186If you have installed extra libraries such as GDBM through Fink
187(in other words, you have libraries under F</sw/lib>), or libdlcompat
188to F</usr/local/lib>, you may need to be extra careful when running
189Configure to not to confuse Configure and Perl about which libraries
190to use. Being confused will show up for example as "dyld" errors about
191symbol problems, for example during "make test". The safest bet is to run
192Configure as
194 Configure ... -Uloclibpth -Dlibpth=/usr/lib
196to make Configure look only into the system libraries. If you have some
197extra library directories that you really want to use (such as newer
198Berkeley DB libraries in pre-Panther systems), add those to the libpth:
200 Configure ... -Uloclibpth -Dlibpth='/usr/lib /opt/lib'
202The default of building Perl statically may cause problems with complex
203applications like Tk: in that case consider building shared Perl
205 Configure ... -Duseshrplib
207but remember that there's a startup cost to pay in that case (see above
208"libperl and Prebinding").
210Starting with Tiger (Mac OS X 10.4), Apple shipped broken locale files for
211the eu_ES locale (Basque-Spain). In previous releases of Perl, this resulted in
212failures in the F<lib/locale> test. These failures have been suppressed
213in the current release of Perl by making the test ignore the broken locale.
214If you need to use the eu_ES locale, you should contact Apple support.
217=head2 Cocoa
219There are two ways to use Cocoa from Perl. Apple's PerlObjCBridge
220module, included with Mac OS X, can be used by standalone scripts to
221access Foundation (i.e. non-GUI) classes and objects.
223An alternative is CamelBones, a framework that allows access to both
224Foundation and AppKit classes and objects, so that full GUI applications
225can be built in Perl. CamelBones can be found on SourceForge, at
229=head1 Starting From Scratch
231Unfortunately it is not that difficult somehow manage to break one's

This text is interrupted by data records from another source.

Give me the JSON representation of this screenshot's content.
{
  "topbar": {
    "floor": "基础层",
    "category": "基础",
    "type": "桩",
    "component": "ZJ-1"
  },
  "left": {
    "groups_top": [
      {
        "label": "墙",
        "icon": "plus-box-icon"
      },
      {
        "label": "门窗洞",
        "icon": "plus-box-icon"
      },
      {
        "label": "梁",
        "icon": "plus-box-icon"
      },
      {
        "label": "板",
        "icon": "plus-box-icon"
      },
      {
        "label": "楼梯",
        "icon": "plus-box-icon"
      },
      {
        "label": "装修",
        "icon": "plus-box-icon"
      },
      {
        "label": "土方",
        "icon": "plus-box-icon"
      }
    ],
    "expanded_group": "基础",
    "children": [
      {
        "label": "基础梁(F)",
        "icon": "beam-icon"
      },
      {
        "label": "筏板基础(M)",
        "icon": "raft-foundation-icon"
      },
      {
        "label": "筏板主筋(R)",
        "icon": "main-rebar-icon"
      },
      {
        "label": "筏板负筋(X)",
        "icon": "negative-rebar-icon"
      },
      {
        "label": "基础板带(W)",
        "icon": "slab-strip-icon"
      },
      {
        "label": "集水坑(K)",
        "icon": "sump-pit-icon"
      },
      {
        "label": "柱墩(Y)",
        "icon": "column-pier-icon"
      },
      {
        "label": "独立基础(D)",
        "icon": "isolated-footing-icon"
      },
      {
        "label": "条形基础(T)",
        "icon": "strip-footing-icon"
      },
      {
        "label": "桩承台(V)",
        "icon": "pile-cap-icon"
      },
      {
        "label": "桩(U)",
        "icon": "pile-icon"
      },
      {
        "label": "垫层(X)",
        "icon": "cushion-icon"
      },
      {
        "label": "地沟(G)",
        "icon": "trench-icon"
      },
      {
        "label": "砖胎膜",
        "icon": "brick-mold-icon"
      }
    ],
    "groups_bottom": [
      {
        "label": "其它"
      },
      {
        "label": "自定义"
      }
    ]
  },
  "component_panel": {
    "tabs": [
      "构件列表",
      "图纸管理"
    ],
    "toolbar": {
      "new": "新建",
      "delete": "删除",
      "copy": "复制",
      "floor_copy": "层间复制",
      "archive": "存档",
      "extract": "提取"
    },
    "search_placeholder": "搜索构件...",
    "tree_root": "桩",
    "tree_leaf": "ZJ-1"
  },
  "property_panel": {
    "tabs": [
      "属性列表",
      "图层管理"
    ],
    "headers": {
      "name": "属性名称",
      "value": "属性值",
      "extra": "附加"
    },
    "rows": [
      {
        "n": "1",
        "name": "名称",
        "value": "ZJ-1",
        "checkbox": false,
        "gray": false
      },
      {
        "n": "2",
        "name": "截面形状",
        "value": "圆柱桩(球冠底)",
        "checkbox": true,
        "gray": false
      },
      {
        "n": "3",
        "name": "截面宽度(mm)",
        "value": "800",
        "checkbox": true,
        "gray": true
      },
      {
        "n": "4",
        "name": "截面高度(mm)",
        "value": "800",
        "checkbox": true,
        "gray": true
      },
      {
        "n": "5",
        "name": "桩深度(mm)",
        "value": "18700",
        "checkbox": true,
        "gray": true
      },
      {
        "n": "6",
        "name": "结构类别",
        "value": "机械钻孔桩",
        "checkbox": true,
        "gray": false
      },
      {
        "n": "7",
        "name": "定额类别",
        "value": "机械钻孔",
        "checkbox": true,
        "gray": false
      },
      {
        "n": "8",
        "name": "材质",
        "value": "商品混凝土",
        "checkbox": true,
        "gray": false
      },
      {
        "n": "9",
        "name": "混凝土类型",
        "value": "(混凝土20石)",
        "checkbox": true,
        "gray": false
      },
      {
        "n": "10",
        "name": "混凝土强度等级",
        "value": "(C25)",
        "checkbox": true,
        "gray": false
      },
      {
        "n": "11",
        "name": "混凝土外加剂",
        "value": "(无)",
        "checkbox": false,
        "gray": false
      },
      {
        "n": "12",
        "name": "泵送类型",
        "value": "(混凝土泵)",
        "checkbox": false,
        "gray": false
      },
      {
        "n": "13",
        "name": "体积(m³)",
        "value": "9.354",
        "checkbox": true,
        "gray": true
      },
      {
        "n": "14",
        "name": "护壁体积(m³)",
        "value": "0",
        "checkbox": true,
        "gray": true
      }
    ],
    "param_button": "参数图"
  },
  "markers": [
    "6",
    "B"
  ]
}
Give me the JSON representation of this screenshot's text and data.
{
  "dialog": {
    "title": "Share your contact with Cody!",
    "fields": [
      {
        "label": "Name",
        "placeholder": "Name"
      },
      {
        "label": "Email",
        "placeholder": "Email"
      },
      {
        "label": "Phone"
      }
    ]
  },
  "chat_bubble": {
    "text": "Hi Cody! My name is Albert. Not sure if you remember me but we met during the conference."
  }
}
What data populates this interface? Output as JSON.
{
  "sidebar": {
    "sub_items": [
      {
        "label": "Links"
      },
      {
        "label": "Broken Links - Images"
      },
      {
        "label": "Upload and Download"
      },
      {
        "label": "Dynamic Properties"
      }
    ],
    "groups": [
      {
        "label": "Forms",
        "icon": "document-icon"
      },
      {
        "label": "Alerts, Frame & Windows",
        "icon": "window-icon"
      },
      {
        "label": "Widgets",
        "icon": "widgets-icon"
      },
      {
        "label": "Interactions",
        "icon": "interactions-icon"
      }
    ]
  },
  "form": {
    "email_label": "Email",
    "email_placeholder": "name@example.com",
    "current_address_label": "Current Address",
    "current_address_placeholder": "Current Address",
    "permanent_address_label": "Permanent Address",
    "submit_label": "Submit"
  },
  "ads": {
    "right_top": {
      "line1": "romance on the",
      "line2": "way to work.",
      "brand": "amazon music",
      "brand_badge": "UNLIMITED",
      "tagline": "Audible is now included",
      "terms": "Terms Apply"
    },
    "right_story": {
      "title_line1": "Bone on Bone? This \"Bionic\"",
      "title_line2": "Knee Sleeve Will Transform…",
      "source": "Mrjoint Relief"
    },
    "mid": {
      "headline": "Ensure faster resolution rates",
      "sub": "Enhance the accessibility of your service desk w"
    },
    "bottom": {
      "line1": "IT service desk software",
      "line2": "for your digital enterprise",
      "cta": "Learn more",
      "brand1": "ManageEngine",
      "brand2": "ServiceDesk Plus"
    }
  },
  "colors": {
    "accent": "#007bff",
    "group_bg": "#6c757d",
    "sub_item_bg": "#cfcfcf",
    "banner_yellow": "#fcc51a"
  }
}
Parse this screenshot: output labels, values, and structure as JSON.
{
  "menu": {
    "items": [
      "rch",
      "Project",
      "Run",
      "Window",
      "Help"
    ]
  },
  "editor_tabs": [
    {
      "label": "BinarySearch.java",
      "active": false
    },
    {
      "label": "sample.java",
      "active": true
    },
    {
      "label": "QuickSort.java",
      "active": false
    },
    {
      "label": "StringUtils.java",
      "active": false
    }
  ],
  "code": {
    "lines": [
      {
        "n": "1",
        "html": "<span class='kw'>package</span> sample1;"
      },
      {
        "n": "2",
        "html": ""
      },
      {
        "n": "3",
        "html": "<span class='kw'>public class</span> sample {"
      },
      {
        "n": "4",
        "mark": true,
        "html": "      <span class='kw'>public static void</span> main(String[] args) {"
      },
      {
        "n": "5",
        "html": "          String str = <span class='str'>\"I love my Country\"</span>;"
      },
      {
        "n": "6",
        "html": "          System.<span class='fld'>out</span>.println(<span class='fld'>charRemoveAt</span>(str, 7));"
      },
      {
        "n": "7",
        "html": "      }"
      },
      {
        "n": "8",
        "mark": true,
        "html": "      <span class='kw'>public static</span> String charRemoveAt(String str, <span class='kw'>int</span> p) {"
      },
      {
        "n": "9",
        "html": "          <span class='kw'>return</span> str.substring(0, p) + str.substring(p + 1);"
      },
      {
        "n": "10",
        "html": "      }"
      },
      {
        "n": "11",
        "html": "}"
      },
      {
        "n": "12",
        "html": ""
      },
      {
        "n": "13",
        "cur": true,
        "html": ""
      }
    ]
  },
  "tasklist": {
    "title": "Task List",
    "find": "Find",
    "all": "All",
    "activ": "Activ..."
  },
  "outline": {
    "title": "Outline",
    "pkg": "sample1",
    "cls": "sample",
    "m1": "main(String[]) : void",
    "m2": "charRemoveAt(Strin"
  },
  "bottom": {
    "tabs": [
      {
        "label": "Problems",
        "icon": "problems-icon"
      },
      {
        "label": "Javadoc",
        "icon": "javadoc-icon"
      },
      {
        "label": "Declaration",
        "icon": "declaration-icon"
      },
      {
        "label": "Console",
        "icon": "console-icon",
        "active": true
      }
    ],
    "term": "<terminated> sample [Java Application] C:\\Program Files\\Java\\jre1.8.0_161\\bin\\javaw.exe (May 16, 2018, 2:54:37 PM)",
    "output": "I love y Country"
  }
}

232Mac OS X Perl rather severely. If all else fails and you want to
233really, B<REALLY>, start from scratch and remove even your Apple Perl
234installation (which has become corrupted somehow), the following
235instructions should do it. B<Please think twice before following
236these instructions: they are much like conducting brain surgery to
237yourself. Without anesthesia.> We will B<not> come to fix your system
238if you do this.
240First, get rid of the libperl.dylib:
242 # cd /System/Library/Perl/darwin/CORE
243 # rm libperl.dylib
245Then delete every .bundle file found anywhere in the folders:
247 /System/Library/Perl
248 /Library/Perl
250You can find them for example by
252 # find /System/Library/Perl /Library/Perl -name '*.bundle' -print
254After this you can either copy Perl from your operating system media
255(you will need at least the /System/Library/Perl and /usr/bin/perl),
256or rebuild Perl from the source code with C<Configure -Dprefix=/usr
257-Duseshrplib> NOTE: the C<-Dprefix=/usr> to replace the system Perl
258works much better with Perl 5.8.1 and later, in Perl 5.8.0 the
259settings were not quite right.
261"Pacifist" from CharlesSoft (L<>) is a nice
262way to extract the Perl binaries from the OS media, without having to
263reinstall the entire OS.
266=head1 AUTHOR
268This README was written by Sherm Pendley E<lt>sherm@dot-app.orgE<gt>,
269and subsequently updated by Dominic Dunlop E<lt>domo@computer.orgE<gt>
270and Breno G. de Oliveira E<lt>garu@cpan.orgE<gt>. The "Starting From Scratch"
271recipe was contributed by John Montbriand E<lt>montbriand@apple.comE<gt>.
273=head1 DATE
275Last modified 2013-04-29.